Scan the following data for lines with "activity" and state how many there are, as a number only.

..............................

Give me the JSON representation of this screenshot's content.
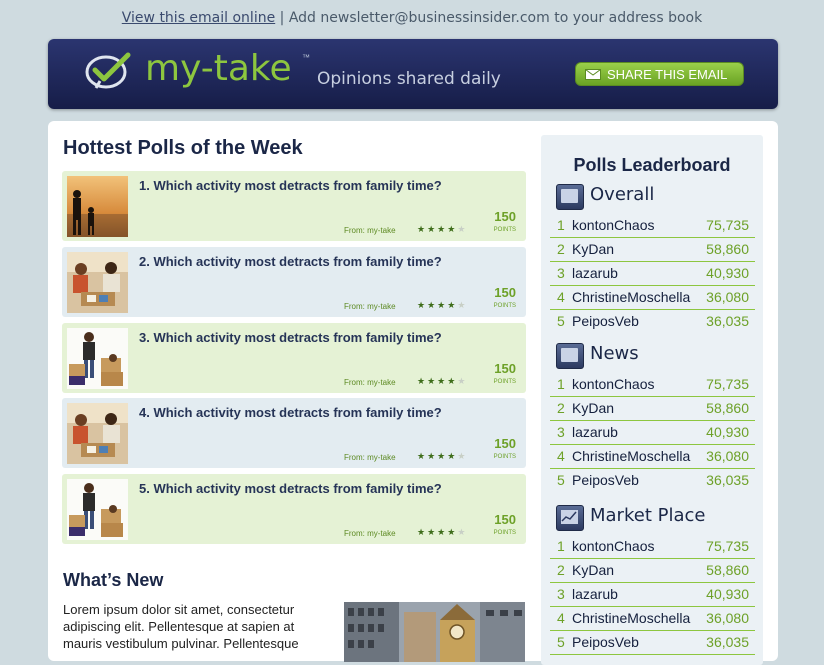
{
  "topline": {
    "view_link": "View this email online",
    "separator": " | ",
    "add_text": "Add newsletter@businessinsider.com to your address book"
  },
  "header": {
    "logo_text": "my-take",
    "logo_tm": "™",
    "tagline": "Opinions shared daily",
    "share_label": "SHARE THIS EMAIL",
    "brand_green": "#8dc63f",
    "banner_navy": "#1e2756"
  },
  "polls": {
    "heading": "Hottest Polls of the Week",
    "items": [
      {
        "question": "1. Which activity most detracts from family time?",
        "from": "From: my-take",
        "points": "150",
        "points_label": "POINTS",
        "rating": 4,
        "rating_max": 5,
        "thumb": "family-beach-photo"
      },
      {
        "question": "2. Which activity most detracts from family time?",
        "from": "From: my-take",
        "points": "150",
        "points_label": "POINTS",
        "rating": 4,
        "rating_max": 5,
        "thumb": "family-boardgame-photo"
      },
      {
        "question": "3. Which activity most detracts from family time?",
        "from": "From: my-take",
        "points": "150",
        "points_label": "POINTS",
        "rating": 4,
        "rating_max": 5,
        "thumb": "family-moving-boxes-photo"
      },
      {
        "question": "4. Which activity most detracts from family time?",
        "from": "From: my-take",
        "points": "150",
        "points_label": "POINTS",
        "rating": 4,
        "rating_max": 5,
        "thumb": "family-boardgame-photo"
      },
      {
        "question": "5. Which activity most detracts from family time?",
        "from": "From: my-take",
        "points": "150",
        "points_label": "POINTS",
        "rating": 4,
        "rating_max": 5,
        "thumb": "family-moving-boxes-photo"
      }
    ]
  },
  "whats_new": {
    "heading": "What’s New",
    "body": "Lorem ipsum dolor sit amet, consectetur adipiscing elit. Pellentesque at sapien at mauris vestibulum pulvinar. Pellentesque",
    "image": "city-clock-tower-photo"
  },
  "leaderboard": {
    "title": "Polls Leaderboard",
    "sections": [
      {
        "name": "Overall",
        "icon": "news-icon",
        "rows": [
          {
            "rank": "1",
            "name": "kontonChaos",
            "score": "75,735"
          },
          {
            "rank": "2",
            "name": "KyDan",
            "score": "58,860"
          },
          {
            "rank": "3",
            "name": "lazarub",
            "score": "40,930"
          },
          {
            "rank": "4",
            "name": "ChristineMoschella",
            "score": "36,080"
          },
          {
            "rank": "5",
            "name": "PeiposVeb",
            "score": "36,035"
          }
        ]
      },
      {
        "name": "News",
        "icon": "news-icon",
        "rows": [
          {
            "rank": "1",
            "name": "kontonChaos",
            "score": "75,735"
          },
          {
            "rank": "2",
            "name": "KyDan",
            "score": "58,860"
          },
          {
            "rank": "3",
            "name": "lazarub",
            "score": "40,930"
          },
          {
            "rank": "4",
            "name": "ChristineMoschella",
            "score": "36,080"
          },
          {
            "rank": "5",
            "name": "PeiposVeb",
            "score": "36,035"
          }
        ]
      },
      {
        "name": "Market Place",
        "icon": "market-chart-icon",
        "rows": [
          {
            "rank": "1",
            "name": "kontonChaos",
            "score": "75,735"
          },
          {
            "rank": "2",
            "name": "KyDan",
            "score": "58,860"
          },
          {
            "rank": "3",
            "name": "lazarub",
            "score": "40,930"
          },
          {
            "rank": "4",
            "name": "ChristineMoschella",
            "score": "36,080"
          },
          {
            "rank": "5",
            "name": "PeiposVeb",
            "score": "36,035"
          }
        ]
      }
    ]
  }
}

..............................

## Exercise result
5